The seductive force of the murderess who tortured and maimed him continues to complicate the workaday life of a hard-used policeman in Portland, Ore. The weird relationship between police detective Archie Sheridan and serial killer Gretchen Lowell, established in Cain's 2007 Heartsick, has not been weakened by Gretchen's imprisonment. Even as he carries out his forensic duties, and much to the detriment of his embattled marriage, Archie keeps his meetings with gorgeous but gruesome Gretchen. (Before she went to the Big House, Gretchen reached into Archie's thorax and plucked out his spleen.) The visits with Gretchen ostensibly have to do with the need to pry from her the full list of her scores of victims, but if that weren't on the to-do list, Archie would probably find some other excuse to drop in on the woman the papers call the Beauty Killer. He certainly doesn't need the distraction. Bodies are continuing to turn up in the underbrush in a downtown city park, and a beloved senator has just plunged to his death from a Willamette River Bridge alongside a nosy journalist. The late reporter's blue-haired newspaper colleague Susan Ward has taken copious notes on all the corpses. She was about to break the long-hidden story of the senator's rape of a 14-year-old girl just before the accident, but now her editors have stepped on the report. Susan's not about to give up pushing her way into Archie's investigation. Then all hell breaks loose when Gretchen escapes. Archie knows his enchantress has engineered her jailbreak in order to get her hands back on the man she loves and loves to disembowel. Susan sticks with the story even as everything goes up in flames in one of those impressivePacific Northwest forest fires. Gretchen requires heavily engineered suspension of disbelief, but there are numerous thrills to be had and, underneath the Grand Guignol, there's a perfectly normal detective story. First printing of 200,000. Agent: Joy Harris/Joy Harris Literary Agency

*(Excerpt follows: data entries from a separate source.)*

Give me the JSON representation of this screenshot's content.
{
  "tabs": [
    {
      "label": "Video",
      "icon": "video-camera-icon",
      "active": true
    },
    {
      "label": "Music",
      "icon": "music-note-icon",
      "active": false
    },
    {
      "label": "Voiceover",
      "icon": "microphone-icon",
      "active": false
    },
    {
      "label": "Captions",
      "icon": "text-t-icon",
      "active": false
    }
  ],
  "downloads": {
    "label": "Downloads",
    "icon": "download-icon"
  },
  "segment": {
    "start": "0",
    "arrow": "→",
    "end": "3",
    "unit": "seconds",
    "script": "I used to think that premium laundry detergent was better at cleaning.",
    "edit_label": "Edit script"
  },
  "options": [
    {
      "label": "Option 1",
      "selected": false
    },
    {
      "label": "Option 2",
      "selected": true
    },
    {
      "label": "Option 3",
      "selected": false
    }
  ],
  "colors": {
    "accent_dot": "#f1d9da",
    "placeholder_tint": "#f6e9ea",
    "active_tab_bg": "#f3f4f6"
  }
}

“This is one of the best series in the contemporary thriller genre.” USA Today
“We've been down Hannibal Lecter Avenue many times, and these two books shouldn't work . . . but they do. Chalk it up to excellent writing and Cain's ferocious sense of humor.” Stephen King, Entertainment Weekly
“Cain skillfully recruits us as moral caretakers as Archie struggles to overcome his sexual Stockholm Syndrome. . . . She invents Gretchen in wanton, wide-screen glory. . . . The novel is sensual and engulfing.” The New York Times Book Review